_What you have to do_
Which lines in the material below contain the word "narocilo"? Copy each of them.
--- Supplied entries ---
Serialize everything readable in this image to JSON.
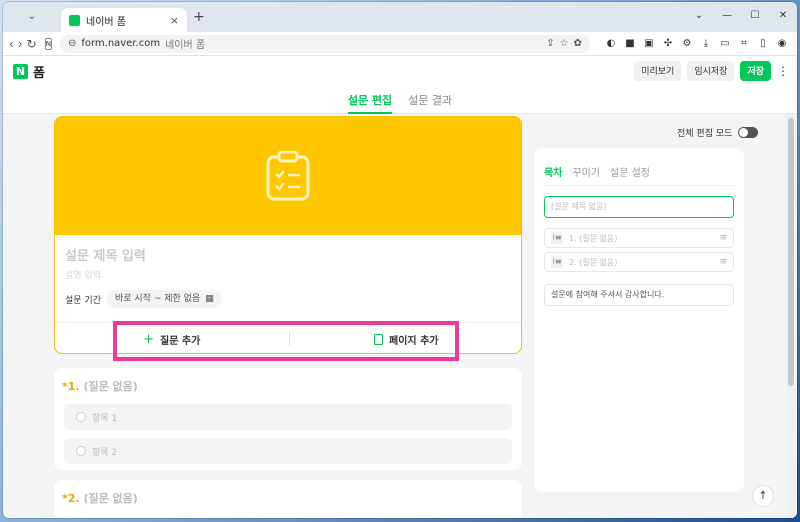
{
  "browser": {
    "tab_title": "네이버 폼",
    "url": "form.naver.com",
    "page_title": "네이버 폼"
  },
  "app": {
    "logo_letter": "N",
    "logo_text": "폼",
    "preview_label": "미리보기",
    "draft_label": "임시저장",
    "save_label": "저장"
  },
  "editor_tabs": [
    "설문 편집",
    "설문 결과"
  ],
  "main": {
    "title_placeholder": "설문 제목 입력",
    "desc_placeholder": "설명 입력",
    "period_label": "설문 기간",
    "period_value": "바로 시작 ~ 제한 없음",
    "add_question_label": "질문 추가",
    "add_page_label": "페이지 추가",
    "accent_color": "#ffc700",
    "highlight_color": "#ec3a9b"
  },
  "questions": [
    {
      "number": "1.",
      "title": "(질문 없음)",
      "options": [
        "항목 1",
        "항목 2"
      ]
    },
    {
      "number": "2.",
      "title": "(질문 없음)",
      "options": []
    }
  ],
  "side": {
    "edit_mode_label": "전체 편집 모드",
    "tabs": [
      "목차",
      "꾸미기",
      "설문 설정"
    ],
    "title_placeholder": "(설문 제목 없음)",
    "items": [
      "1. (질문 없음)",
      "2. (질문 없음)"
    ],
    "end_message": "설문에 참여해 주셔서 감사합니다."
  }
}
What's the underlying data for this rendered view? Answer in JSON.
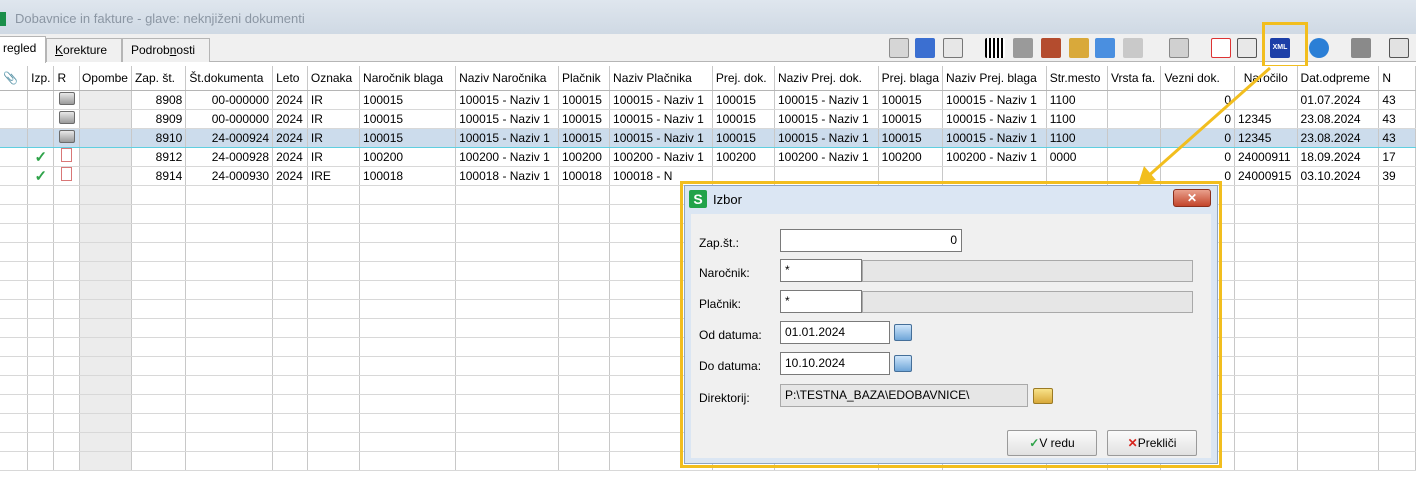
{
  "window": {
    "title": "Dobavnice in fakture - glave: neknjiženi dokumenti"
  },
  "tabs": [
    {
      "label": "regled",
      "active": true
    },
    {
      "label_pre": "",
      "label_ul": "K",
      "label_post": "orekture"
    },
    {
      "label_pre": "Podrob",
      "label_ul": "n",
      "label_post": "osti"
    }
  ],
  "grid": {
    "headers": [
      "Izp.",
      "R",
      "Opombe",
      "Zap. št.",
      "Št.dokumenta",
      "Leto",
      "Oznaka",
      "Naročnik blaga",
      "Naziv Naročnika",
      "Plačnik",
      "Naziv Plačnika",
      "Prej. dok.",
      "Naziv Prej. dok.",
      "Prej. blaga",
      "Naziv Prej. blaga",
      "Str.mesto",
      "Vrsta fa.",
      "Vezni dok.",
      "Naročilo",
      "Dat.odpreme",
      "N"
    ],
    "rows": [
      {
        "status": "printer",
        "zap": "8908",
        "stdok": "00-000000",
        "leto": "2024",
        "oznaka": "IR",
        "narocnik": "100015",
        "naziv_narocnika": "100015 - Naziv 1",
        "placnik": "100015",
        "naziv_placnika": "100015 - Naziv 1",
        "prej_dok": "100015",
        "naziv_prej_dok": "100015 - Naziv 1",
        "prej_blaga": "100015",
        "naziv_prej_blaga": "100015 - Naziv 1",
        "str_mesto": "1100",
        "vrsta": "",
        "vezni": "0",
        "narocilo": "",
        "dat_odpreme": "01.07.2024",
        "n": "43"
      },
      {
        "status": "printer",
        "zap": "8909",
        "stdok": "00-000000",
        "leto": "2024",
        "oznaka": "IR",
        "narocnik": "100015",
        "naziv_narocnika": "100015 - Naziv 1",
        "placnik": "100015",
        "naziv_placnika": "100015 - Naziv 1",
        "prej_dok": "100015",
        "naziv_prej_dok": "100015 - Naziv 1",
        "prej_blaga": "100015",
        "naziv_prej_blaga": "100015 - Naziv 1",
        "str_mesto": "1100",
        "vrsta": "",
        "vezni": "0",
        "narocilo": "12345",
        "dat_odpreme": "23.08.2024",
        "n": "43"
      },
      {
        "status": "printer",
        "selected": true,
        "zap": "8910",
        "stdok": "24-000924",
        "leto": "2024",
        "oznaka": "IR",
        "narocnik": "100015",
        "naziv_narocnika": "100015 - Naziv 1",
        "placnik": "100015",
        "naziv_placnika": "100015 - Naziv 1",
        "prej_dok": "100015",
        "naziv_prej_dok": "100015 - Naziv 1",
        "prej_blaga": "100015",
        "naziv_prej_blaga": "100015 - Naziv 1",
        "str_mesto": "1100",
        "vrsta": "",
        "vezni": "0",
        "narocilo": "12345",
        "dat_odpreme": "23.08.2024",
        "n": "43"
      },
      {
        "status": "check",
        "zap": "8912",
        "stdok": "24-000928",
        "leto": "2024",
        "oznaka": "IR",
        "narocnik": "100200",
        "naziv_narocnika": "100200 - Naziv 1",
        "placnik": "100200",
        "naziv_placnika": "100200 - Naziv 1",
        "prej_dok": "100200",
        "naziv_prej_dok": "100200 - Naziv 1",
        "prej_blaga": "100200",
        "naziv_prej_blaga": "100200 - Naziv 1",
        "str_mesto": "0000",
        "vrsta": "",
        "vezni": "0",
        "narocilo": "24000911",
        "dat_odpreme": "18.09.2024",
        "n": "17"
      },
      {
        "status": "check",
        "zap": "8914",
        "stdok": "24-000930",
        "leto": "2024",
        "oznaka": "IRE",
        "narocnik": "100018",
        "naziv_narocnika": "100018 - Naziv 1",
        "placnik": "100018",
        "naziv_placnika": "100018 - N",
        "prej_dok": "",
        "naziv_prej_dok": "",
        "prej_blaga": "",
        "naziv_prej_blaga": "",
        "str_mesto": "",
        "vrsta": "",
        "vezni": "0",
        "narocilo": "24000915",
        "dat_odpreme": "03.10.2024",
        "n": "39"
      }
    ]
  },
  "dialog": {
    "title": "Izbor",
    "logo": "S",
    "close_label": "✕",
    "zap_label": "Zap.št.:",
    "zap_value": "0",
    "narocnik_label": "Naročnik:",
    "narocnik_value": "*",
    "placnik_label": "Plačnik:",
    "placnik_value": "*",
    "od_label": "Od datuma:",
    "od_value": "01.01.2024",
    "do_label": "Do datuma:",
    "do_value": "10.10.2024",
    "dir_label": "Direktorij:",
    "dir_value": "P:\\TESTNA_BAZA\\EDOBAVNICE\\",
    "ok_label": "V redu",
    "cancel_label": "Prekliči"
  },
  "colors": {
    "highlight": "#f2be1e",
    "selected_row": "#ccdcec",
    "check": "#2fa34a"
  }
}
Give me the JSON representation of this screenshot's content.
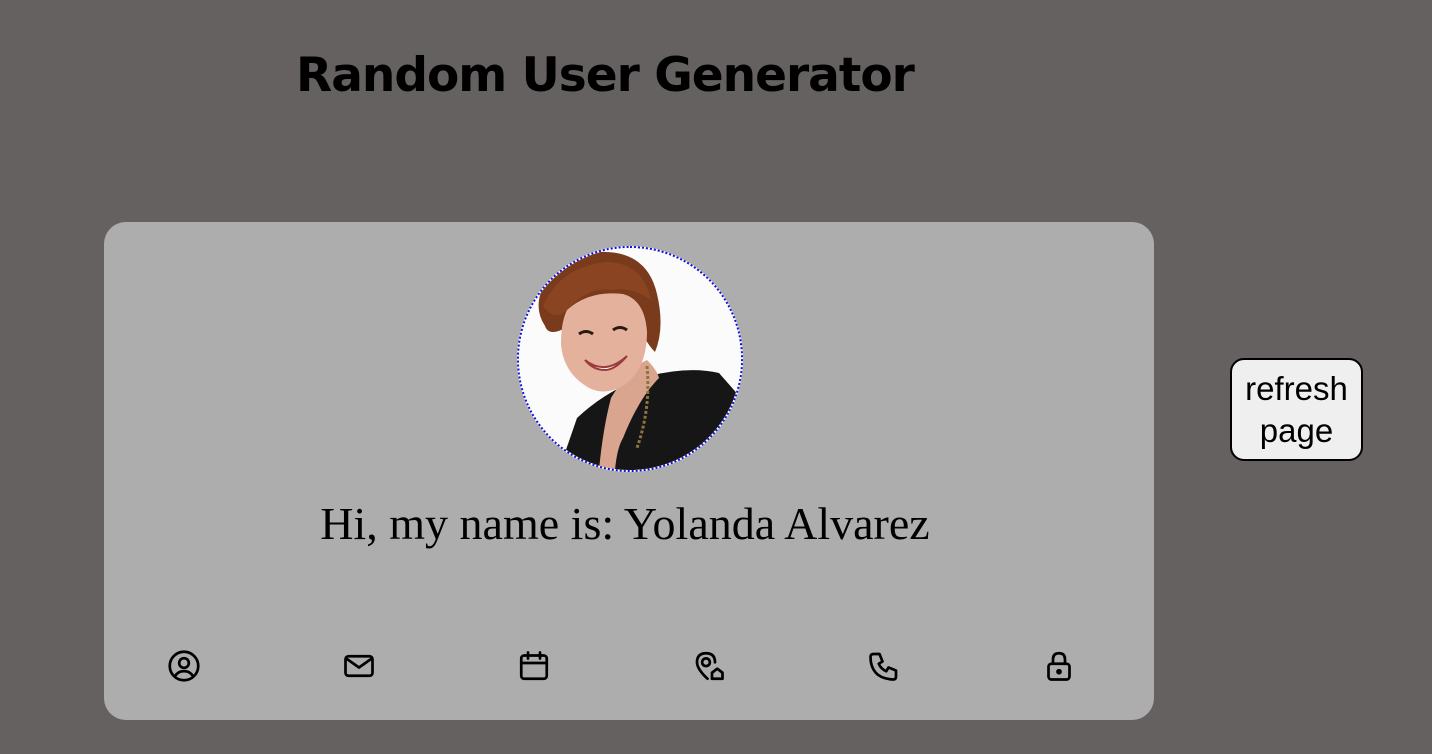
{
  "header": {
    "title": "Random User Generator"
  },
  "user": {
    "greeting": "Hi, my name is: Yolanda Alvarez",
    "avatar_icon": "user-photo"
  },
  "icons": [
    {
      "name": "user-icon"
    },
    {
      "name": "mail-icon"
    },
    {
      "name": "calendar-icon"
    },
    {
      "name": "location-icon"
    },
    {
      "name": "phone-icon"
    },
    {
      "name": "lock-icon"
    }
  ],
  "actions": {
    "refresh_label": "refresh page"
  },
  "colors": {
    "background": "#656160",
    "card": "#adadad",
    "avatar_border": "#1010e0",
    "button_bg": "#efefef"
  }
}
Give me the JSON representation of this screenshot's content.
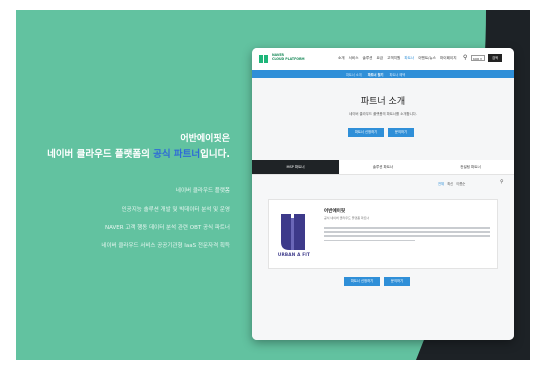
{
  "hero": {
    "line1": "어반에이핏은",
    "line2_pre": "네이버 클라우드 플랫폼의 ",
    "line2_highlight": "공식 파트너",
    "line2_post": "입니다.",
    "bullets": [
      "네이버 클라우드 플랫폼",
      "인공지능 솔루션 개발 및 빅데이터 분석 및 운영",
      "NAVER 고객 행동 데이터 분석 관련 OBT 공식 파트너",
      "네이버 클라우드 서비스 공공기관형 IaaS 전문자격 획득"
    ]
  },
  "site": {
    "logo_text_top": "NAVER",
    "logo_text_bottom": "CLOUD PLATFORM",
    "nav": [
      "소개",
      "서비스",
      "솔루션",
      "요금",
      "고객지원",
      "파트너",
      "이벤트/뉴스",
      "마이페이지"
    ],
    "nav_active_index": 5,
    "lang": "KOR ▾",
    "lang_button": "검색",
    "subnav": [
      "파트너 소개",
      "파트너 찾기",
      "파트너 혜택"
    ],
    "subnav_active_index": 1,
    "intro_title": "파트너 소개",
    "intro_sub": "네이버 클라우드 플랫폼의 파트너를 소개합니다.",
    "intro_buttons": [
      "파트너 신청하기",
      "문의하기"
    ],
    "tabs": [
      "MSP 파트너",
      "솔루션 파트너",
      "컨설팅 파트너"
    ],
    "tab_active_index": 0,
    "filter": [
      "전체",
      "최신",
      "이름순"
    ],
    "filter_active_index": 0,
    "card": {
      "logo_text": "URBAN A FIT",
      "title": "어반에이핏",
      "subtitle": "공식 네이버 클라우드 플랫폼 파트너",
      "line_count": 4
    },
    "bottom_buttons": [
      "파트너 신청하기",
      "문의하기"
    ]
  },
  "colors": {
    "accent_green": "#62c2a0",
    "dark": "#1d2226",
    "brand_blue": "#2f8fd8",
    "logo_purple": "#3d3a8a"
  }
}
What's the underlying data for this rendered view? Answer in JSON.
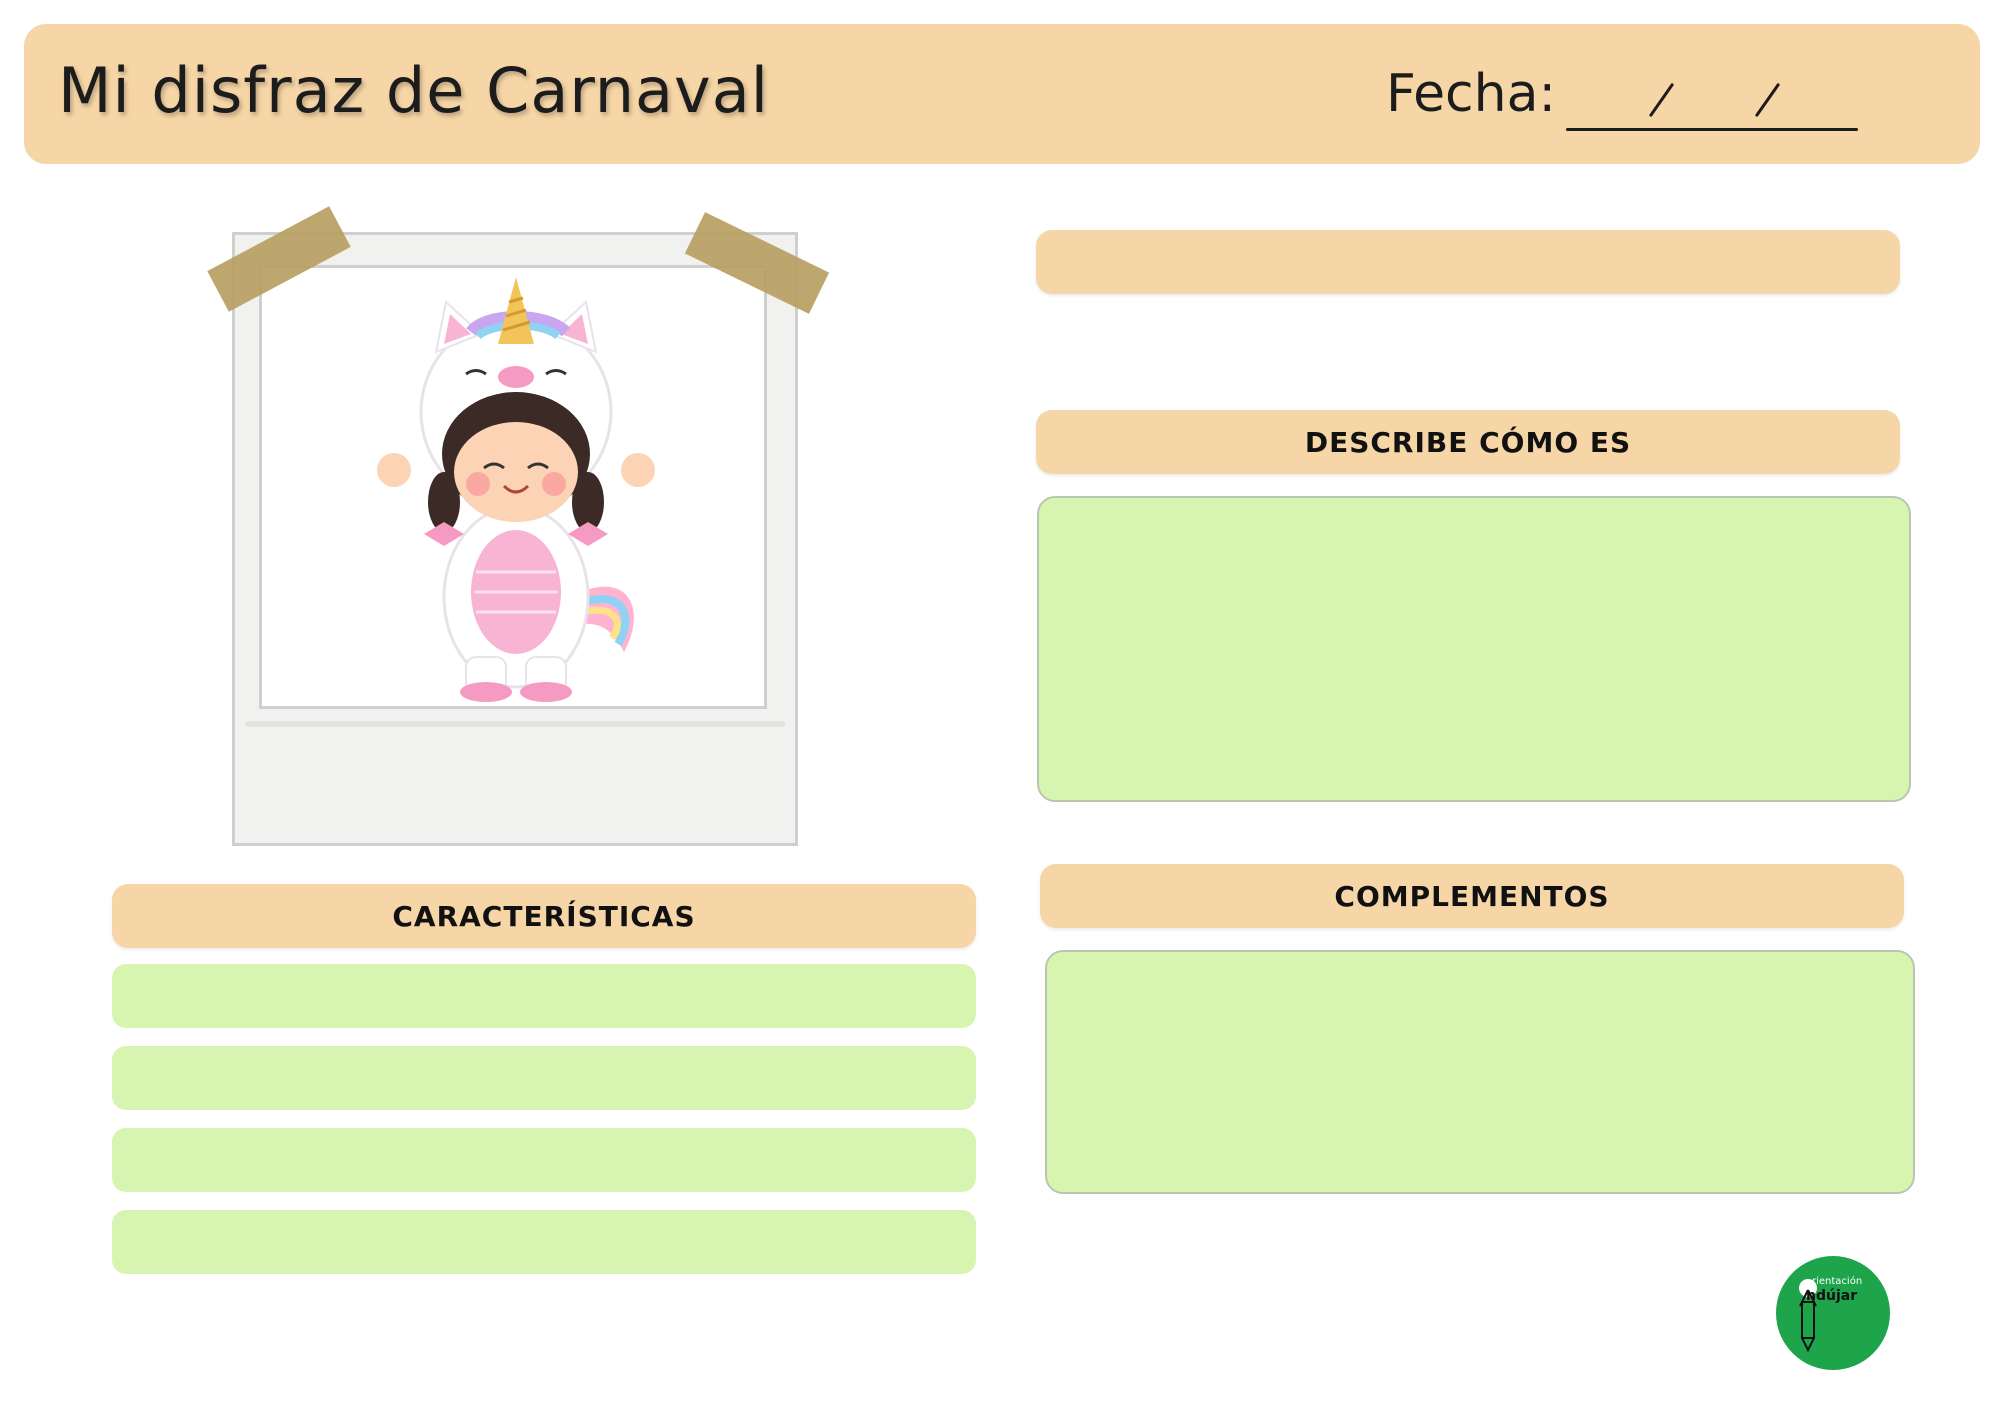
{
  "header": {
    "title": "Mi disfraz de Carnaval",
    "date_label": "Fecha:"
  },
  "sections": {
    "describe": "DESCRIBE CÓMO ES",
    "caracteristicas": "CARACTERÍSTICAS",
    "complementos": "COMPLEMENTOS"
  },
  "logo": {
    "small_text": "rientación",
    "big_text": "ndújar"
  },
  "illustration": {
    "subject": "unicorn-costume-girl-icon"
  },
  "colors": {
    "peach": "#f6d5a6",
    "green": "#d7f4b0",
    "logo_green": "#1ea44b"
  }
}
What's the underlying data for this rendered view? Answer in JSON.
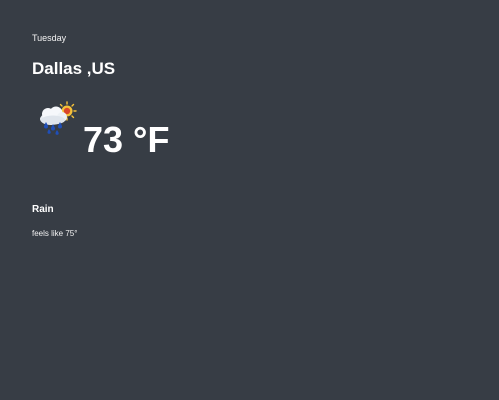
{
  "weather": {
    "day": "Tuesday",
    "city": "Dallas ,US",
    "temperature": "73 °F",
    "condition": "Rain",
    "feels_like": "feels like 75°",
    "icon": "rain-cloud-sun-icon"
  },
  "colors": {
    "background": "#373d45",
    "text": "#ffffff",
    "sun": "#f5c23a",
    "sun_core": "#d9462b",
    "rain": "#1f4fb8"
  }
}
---
_Written reply_
        "narocilo": "",
        "narocilo": "12345",
        "narocilo": "12345",
        "narocilo": "24000911",
        "narocilo": "24000915",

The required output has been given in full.